# Records for the exercise
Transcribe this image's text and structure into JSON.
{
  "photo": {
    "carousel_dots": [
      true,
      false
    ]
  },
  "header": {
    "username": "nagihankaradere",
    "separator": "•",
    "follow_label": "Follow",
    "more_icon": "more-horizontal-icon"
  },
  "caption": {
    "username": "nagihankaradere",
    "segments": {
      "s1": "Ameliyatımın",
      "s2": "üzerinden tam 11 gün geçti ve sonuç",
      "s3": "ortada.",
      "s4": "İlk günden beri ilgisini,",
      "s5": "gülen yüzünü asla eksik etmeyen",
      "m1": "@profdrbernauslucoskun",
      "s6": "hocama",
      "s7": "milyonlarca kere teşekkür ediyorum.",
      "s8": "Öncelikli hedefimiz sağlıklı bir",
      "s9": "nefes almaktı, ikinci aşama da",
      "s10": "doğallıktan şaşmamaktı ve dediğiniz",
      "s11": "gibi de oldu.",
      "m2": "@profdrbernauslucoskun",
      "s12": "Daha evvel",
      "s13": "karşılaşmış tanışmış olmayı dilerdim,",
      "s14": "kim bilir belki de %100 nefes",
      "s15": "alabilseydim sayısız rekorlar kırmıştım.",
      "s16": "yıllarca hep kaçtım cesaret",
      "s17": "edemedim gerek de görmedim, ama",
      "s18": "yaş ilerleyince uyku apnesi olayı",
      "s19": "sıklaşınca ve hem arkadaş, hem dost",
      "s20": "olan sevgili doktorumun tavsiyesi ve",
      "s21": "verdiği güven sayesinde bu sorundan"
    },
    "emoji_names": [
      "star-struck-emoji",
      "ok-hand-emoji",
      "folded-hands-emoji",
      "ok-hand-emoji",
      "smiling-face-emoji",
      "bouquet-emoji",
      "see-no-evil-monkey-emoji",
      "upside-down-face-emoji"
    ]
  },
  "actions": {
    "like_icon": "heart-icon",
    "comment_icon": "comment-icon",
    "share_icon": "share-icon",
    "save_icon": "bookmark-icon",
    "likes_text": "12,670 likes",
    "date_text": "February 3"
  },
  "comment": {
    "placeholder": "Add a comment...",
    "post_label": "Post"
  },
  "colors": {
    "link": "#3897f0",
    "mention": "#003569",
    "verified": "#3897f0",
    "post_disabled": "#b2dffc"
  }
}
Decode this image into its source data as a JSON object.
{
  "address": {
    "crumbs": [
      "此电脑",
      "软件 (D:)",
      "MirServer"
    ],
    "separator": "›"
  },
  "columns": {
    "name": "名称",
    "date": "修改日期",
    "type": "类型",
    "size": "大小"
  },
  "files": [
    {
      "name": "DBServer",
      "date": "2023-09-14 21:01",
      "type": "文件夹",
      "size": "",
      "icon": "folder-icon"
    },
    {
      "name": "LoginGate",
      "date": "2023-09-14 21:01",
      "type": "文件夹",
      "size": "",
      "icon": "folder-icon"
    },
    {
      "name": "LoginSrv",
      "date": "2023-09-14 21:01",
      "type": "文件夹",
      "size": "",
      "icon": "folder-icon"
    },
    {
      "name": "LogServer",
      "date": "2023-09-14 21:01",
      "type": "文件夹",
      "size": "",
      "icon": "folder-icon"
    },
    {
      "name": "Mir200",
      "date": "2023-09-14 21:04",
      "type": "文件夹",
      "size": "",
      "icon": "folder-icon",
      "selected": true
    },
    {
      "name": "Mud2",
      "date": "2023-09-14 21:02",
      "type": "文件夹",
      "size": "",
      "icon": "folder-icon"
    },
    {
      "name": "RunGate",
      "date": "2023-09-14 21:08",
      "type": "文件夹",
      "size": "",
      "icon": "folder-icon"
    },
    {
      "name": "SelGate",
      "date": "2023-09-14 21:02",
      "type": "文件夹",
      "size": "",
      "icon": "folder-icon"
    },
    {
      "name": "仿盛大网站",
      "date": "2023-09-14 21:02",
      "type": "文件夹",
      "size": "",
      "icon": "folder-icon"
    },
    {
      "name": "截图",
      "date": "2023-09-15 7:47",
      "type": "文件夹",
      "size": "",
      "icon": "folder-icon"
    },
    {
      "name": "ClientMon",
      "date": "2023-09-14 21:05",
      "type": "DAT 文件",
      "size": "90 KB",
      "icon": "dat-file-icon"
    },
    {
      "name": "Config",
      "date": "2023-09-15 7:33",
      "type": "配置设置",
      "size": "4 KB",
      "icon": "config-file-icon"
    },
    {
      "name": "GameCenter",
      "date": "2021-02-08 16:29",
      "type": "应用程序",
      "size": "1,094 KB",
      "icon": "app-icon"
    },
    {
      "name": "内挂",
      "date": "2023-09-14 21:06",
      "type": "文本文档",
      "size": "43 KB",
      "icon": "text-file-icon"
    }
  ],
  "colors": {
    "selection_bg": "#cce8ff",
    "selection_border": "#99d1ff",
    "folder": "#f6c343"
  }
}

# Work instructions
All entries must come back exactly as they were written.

# Result of the exercise
Transcribe this image's text and structure into JSON.
{
  "photo": {
    "carousel_dots": [
      true,
      false
    ]
  },
  "header": {
    "username": "nagihankaradere",
    "separator": "•",
    "follow_label": "Follow",
    "more_icon": "more-horizontal-icon"
  },
  "caption": {
    "username": "nagihankaradere",
    "segments": {
      "s1": "Ameliyatımın",
      "s2": "üzerinden tam 11 gün geçti ve sonuç",
      "s3": "ortada.",
      "s4": "İlk günden beri ilgisini,",
      "s5": "gülen yüzünü asla eksik etmeyen",
      "m1": "@profdrbernauslucoskun",
      "s6": "hocama",
      "s7": "milyonlarca kere teşekkür ediyorum.",
      "s8": "Öncelikli hedefimiz sağlıklı bir",
      "s9": "nefes almaktı, ikinci aşama da",
      "s10": "doğallıktan şaşmamaktı ve dediğiniz",
      "s11": "gibi de oldu.",
      "m2": "@profdrbernauslucoskun",
      "s12": "Daha evvel",
      "s13": "karşılaşmış tanışmış olmayı dilerdim,",
      "s14": "kim bilir belki de %100 nefes",
      "s15": "alabilseydim sayısız rekorlar kırmıştım.",
      "s16": "yıllarca hep kaçtım cesaret",
      "s17": "edemedim gerek de görmedim, ama",
      "s18": "yaş ilerleyince uyku apnesi olayı",
      "s19": "sıklaşınca ve hem arkadaş, hem dost",
      "s20": "olan sevgili doktorumun tavsiyesi ve",
      "s21": "verdiği güven sayesinde bu sorundan"
    },
    "emoji_names": [
      "star-struck-emoji",
      "ok-hand-emoji",
      "folded-hands-emoji",
      "ok-hand-emoji",
      "smiling-face-emoji",
      "bouquet-emoji",
      "see-no-evil-monkey-emoji",
      "upside-down-face-emoji"
    ]
  },
  "actions": {
    "like_icon": "heart-icon",
    "comment_icon": "comment-icon",
    "share_icon": "share-icon",
    "save_icon": "bookmark-icon",
    "likes_text": "12,670 likes",
    "date_text": "February 3"
  },
  "comment": {
    "placeholder": "Add a comment...",
    "post_label": "Post"
  },
  "colors": {
    "link": "#3897f0",
    "mention": "#003569",
    "verified": "#3897f0",
    "post_disabled": "#b2dffc"
  }
}
Decode this image into its source data as a JSON object.
{
  "address": {
    "crumbs": [
      "此电脑",
      "软件 (D:)",
      "MirServer"
    ],
    "separator": "›"
  },
  "columns": {
    "name": "名称",
    "date": "修改日期",
    "type": "类型",
    "size": "大小"
  },
  "files": [
    {
      "name": "DBServer",
      "date": "2023-09-14 21:01",
      "type": "文件夹",
      "size": "",
      "icon": "folder-icon"
    },
    {
      "name": "LoginGate",
      "date": "2023-09-14 21:01",
      "type": "文件夹",
      "size": "",
      "icon": "folder-icon"
    },
    {
      "name": "LoginSrv",
      "date": "2023-09-14 21:01",
      "type": "文件夹",
      "size": "",
      "icon": "folder-icon"
    },
    {
      "name": "LogServer",
      "date": "2023-09-14 21:01",
      "type": "文件夹",
      "size": "",
      "icon": "folder-icon"
    },
    {
      "name": "Mir200",
      "date": "2023-09-14 21:04",
      "type": "文件夹",
      "size": "",
      "icon": "folder-icon",
      "selected": true
    },
    {
      "name": "Mud2",
      "date": "2023-09-14 21:02",
      "type": "文件夹",
      "size": "",
      "icon": "folder-icon"
    },
    {
      "name": "RunGate",
      "date": "2023-09-14 21:08",
      "type": "文件夹",
      "size": "",
      "icon": "folder-icon"
    },
    {
      "name": "SelGate",
      "date": "2023-09-14 21:02",
      "type": "文件夹",
      "size": "",
      "icon": "folder-icon"
    },
    {
      "name": "仿盛大网站",
      "date": "2023-09-14 21:02",
      "type": "文件夹",
      "size": "",
      "icon": "folder-icon"
    },
    {
      "name": "截图",
      "date": "2023-09-15 7:47",
      "type": "文件夹",
      "size": "",
      "icon": "folder-icon"
    },
    {
      "name": "ClientMon",
      "date": "2023-09-14 21:05",
      "type": "DAT 文件",
      "size": "90 KB",
      "icon": "dat-file-icon"
    },
    {
      "name": "Config",
      "date": "2023-09-15 7:33",
      "type": "配置设置",
      "size": "4 KB",
      "icon": "config-file-icon"
    },
    {
      "name": "GameCenter",
      "date": "2021-02-08 16:29",
      "type": "应用程序",
      "size": "1,094 KB",
      "icon": "app-icon"
    },
    {
      "name": "内挂",
      "date": "2023-09-14 21:06",
      "type": "文本文档",
      "size": "43 KB",
      "icon": "text-file-icon"
    }
  ],
  "colors": {
    "selection_bg": "#cce8ff",
    "selection_border": "#99d1ff",
    "folder": "#f6c343"
  }
}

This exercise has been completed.